During the late 1950s, the U.S. Army Corp of Engineers was tasked with construction of the nation’s first anti-aircraft missile defense, the Army’s Nike System. The weapon itself, the Nike Ajax, was the first surface-to-air guided missile placed into service in the United States when it became operational... Read more...
During World War II, Hart Island was used as a disciplinary camp for Navy, Coast Guard and Marine personnel. Three German prisoners of war captured from a U-boat that surfaced in the Long Island Sound were imprisoned on Hart Island. After the war, ten acres at the northern end of the island were taken over... Read more...
Civil War Morgue
The foundation of a building at this location matches photographs that identify the building as a civil war morgue. It is unknown whether this morgue was used to identify the remains of Civil War Veterans disinterred from Soldiers Cemetery (see location 6) or it was used to process Union and Confederate... Read more...
Mercury School Ship Memorial
When the City purchased Hart Island in 1868, part of the property was to be used for a workhouse and industrial school for delinquent boys from the House of Refuge on Randall’s Island. Additionally, a commercial ship, the Mercury, was to be converted to a naval vessel and used as a nautical school or “sc... Read more...
The first municipal burial on Hart Island took place on April 20, 1869, for a 24 year old housekeeper named Louisa Van Slyke who was born at sea and died of tuberculosis at the Charity Hospital on Blackwell’s Island (now Roosevelt Island). Ten days following her death on April 10, Louisa’s coffin was lo... Read more...

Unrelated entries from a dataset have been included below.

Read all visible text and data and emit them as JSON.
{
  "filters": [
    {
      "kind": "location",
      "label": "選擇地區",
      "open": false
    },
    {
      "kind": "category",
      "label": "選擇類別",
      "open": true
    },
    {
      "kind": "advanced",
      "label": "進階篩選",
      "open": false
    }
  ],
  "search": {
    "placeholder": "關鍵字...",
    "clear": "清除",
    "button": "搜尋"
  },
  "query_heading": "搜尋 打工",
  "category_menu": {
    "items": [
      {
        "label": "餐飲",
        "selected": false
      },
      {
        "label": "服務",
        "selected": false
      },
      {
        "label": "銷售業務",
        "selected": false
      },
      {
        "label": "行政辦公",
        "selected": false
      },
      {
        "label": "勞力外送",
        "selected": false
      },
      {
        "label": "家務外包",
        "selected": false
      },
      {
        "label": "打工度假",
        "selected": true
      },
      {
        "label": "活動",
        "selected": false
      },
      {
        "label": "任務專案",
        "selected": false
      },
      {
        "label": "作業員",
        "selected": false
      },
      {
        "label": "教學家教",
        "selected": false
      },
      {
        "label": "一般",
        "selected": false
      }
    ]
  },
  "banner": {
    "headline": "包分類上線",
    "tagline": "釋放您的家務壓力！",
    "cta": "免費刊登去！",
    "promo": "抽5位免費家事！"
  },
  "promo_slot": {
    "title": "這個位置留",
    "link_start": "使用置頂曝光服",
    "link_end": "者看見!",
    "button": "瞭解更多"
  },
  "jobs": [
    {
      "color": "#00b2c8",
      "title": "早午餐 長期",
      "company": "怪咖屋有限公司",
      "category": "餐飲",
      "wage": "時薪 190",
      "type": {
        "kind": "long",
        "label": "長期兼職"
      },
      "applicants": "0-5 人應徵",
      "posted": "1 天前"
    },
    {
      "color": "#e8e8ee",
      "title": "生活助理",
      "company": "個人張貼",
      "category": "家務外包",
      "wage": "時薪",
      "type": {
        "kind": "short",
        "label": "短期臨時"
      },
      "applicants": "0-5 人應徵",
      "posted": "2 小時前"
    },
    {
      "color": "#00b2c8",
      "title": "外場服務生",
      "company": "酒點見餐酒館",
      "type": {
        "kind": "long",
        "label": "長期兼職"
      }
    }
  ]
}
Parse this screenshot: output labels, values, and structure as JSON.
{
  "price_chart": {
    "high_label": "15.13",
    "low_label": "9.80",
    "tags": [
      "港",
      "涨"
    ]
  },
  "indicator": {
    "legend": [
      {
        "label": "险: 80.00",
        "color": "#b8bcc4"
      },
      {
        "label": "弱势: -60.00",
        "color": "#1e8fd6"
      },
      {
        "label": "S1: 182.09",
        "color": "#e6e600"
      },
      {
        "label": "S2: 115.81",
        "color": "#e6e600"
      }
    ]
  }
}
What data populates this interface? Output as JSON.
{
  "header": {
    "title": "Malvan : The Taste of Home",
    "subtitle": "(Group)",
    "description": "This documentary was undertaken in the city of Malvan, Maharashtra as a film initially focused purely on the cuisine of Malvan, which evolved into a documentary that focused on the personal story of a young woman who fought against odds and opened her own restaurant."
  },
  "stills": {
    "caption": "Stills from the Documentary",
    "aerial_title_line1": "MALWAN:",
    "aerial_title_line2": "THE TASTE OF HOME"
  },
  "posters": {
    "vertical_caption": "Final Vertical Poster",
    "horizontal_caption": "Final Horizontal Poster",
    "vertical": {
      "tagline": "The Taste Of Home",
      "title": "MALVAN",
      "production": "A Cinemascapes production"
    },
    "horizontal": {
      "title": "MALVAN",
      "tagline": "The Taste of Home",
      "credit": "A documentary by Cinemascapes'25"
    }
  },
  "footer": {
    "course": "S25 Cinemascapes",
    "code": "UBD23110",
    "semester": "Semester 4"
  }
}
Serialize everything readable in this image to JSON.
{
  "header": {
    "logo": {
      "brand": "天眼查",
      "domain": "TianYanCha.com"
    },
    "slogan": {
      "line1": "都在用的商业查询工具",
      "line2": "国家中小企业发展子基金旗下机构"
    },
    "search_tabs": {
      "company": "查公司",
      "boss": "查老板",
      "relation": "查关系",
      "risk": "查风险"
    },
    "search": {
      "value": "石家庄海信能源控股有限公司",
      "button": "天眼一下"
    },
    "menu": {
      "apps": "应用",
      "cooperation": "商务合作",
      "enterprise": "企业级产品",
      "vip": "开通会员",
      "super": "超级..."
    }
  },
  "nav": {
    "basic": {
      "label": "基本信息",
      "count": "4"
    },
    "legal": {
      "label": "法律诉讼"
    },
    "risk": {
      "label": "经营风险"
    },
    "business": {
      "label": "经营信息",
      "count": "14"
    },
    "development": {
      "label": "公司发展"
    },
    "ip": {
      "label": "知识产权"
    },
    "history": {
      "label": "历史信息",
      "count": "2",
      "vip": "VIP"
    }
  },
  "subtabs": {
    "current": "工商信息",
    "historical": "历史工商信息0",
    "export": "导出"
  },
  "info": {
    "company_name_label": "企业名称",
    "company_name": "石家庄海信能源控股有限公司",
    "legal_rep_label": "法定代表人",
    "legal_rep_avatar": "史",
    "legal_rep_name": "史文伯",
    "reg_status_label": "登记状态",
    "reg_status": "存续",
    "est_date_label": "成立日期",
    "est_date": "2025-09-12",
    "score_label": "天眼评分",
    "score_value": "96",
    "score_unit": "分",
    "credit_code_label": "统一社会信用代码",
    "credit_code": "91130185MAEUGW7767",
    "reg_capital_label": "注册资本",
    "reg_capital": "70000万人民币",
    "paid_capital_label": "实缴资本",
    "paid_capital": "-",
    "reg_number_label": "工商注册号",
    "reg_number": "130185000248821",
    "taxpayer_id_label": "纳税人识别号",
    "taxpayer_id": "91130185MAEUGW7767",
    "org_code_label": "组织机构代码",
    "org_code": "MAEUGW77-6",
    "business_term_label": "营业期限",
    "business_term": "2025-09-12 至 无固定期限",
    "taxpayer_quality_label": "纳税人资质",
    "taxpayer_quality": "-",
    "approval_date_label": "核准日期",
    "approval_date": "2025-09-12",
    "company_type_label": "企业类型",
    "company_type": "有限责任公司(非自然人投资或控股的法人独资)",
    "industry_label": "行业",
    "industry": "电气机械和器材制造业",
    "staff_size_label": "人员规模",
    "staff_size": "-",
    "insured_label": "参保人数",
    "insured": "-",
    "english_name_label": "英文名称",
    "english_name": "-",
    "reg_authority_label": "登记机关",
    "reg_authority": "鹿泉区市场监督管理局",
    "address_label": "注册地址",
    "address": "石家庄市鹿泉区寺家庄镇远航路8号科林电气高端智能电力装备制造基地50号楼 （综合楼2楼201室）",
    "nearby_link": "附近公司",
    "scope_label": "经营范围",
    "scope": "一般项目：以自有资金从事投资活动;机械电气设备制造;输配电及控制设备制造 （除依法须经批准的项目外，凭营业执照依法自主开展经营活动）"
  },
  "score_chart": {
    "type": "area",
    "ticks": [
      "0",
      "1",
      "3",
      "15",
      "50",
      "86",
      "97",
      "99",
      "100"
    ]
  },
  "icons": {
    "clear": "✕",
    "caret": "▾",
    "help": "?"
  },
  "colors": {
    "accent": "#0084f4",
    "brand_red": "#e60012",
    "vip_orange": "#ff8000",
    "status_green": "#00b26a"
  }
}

Laundry, Butcher, Dynamo Buildings and Smoke Stack
Following a review in 1904, the City Council passed legislation to build a new reformatory for “youthful offenders,” young men ages 16-30. This measure involved removing older male prisoners from the Hill and erecting new buildings in the Hollow that were unlike conventional prison structures. A group of buil... Read more...
When the Department of Charities and Correction was formed in 1860, it greatly expanded the city’s healthcare and reform-oriented penal institutions. The Pavilion on Hart Island was among the first buildings constructed in an area named “The Hollow,” on the south end of Hart Island. The building was firs... Read more...
The burials on Hart Island were performed by prison inmates under prison supervision and attended by Protestant, Catholic and Hebrew clergy. Catholics were interred in separate plots up until the 1960s. Religious observance was encouraged by the city as a way to maintain order. Each denomination had sep... Read more...
Prison Record Repository & Reformatory
(c. early 20th century)
Early in the 20th century, these red-brick buildings replaced the Civil War-era barracks where workhouse inmates resided. The buildings were designed without bars, offering an alternative approach to that of Blackwell’s Penitentiary on Roosevelt Island. Young men convicted of misdemeanors who resided on H... Read more...
Jewish residents on Hart Island were able to attend services in a small chapel with a rabbi assigned to Hart Island. Catholic, Episcopal and Hebrew clergy resided on or visited Hart Island regularly. They often worked together to say prayers at city burials that include people of all faiths. The presence o... Read more...
Hart Island Hospital
The first burial on Hart Island was for Louisa Van Slyke who died at age 24 from tuberculosis. In the 20th century, this building housed tubercular and chronically-ill patients. Starting in 1950, it was used to house homeless men suffering from alcohol addiction. The Committee on Alcoholism of the City’... Read more...
Site of Negro Coney Island & AIDS burials
(1925 and 1983-86, respectively)
In the early 20th Century, New York City owned all but four acres of Hart Island. Those four acres on the south end of the island belonged to John Hunter, a member of the same family that sold the larger portions of the island to the City in 1868. Hunter offered to sell the remaining four acres to the... Read more...